One hundred years ago the Canadian Pacific liner Empress of Scotland arrived on a visit to Falmouth from Plymouth, under the command of Capt Gillies, for a 16 day drydocking programme in number three drydock. The liner at the time was the largest ship to enter Falmouth harbour.

Such was the interest in this ship that she was open for public inspection - one shilling for adults and sixpence for children, with all proceeds going to the Royal Cornwall Sailors’ Home, Falmouth Hospital and the Royal Cornwall Little Girls Home.

The 25,000 liner was laid down as the Europa in Stettin for the Hamburg Amerika Line. As one of the largest ships built at the time the launch was witnessed by the Kaiser and Empress who sponsored the ship.

Bestowing such an honour on the shipping company it was decided to rename the ship Kaiserin Auguste Victoria. Fitted with quadruple expansion engines the ship could reach 17 knots.

During World War One the ship remained in New York harbour for the duration of the war.
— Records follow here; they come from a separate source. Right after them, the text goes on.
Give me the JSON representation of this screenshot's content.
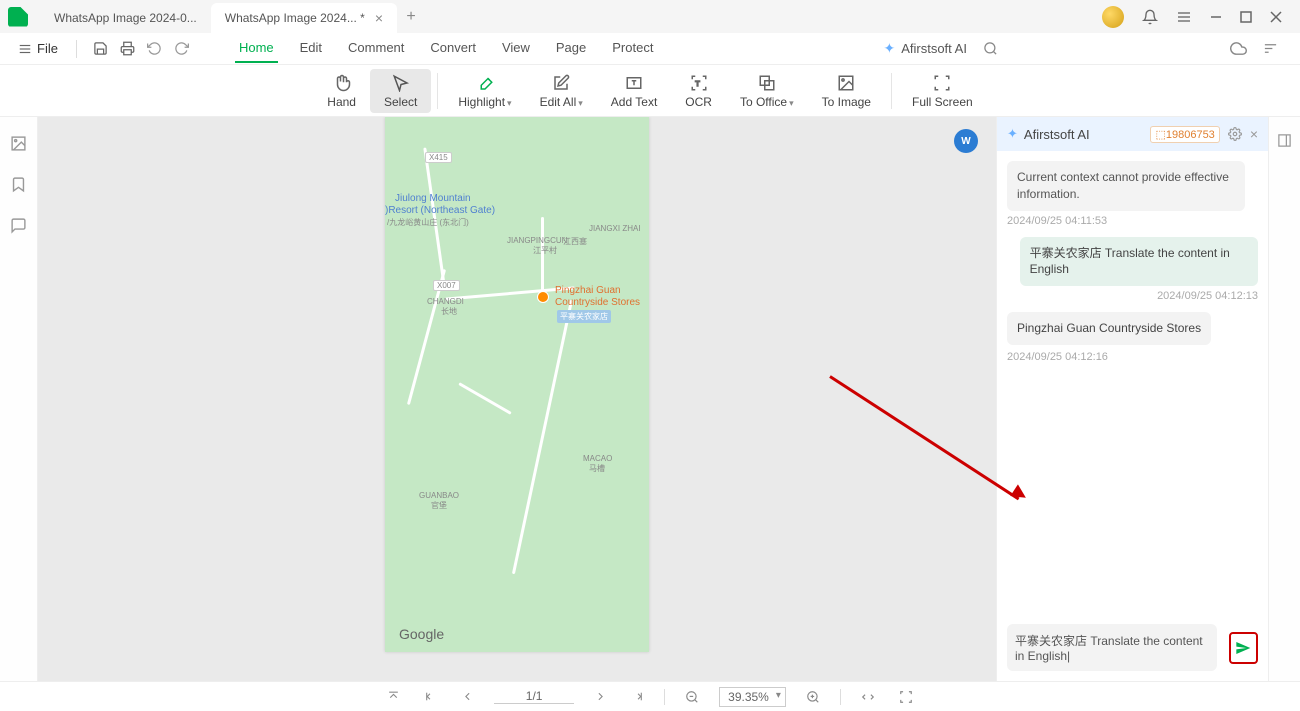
{
  "titlebar": {
    "tabs": [
      {
        "label": "WhatsApp Image 2024-0...",
        "active": false
      },
      {
        "label": "WhatsApp Image 2024... *",
        "active": true
      }
    ]
  },
  "file_menu_label": "File",
  "menu": {
    "tabs": [
      "Home",
      "Edit",
      "Comment",
      "Convert",
      "View",
      "Page",
      "Protect"
    ],
    "active_tab": "Home",
    "ai_label": "Afirstsoft AI"
  },
  "toolbar": {
    "hand": "Hand",
    "select": "Select",
    "highlight": "Highlight",
    "edit_all": "Edit All",
    "add_text": "Add Text",
    "ocr": "OCR",
    "to_office": "To Office",
    "to_image": "To Image",
    "full_screen": "Full Screen"
  },
  "map": {
    "labels": {
      "jiulong1": "Jiulong Mountain",
      "jiulong2": ")Resort (Northeast Gate)",
      "jiulong3": "/九龙峪黄山庄 (东北门)",
      "jiangping_en": "JIANGPINGCUN",
      "jiangping_cn": "江西塞",
      "jiangping_cn2": "江平村",
      "jiangxi": "JIANGXI ZHAI",
      "changdi_en": "CHANGDI",
      "changdi_cn": "长地",
      "pingzhai1": "Pingzhai Guan",
      "pingzhai2": "Countryside Stores",
      "pingzhai_poi": "平寨关农家店",
      "macao_en": "MACAO",
      "macao_cn": "马槽",
      "guanbao_en": "GUANBAO",
      "guanbao_cn": "官堡",
      "badge1": "X415",
      "badge2": "X007",
      "watermark": "Google"
    }
  },
  "ai": {
    "title": "Afirstsoft AI",
    "badge": "19806753",
    "messages": {
      "sys": "Current context cannot provide effective information.",
      "ts1": "2024/09/25 04:11:53",
      "user1": "平寨关农家店  Translate the content in English",
      "ts2": "2024/09/25 04:12:13",
      "reply1": "Pingzhai Guan Countryside Stores",
      "ts3": "2024/09/25 04:12:16"
    },
    "input_text": "平寨关农家店  Translate the content in English|"
  },
  "bottom": {
    "page": "1/1",
    "zoom": "39.35%"
  }
}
Following the peace treaty the vessel transferred to British ownership and was eventually purchased by Canadian Pacific and renamed Empress of Scotland.

The year 1925 saw the ship on two world cruises - the largest ship at the time to pass through the Panama Canal. A decision was made to scrap the liner in 1930 at Blyth.

Onboard the passenger accommodation was adorned with Persian, Chinese and Indian carpets with wood panelling of maple and satinwood. Paintings given by the Kaiser were still onboard.

Unfortunately, whilst alongside she caught fire; such was the ferocity of the fire, holes were cut in the ship’s side to allow water in, the ship listed and settled. All of the beautiful artefacts were lost.

A year later the scrapping had been completed.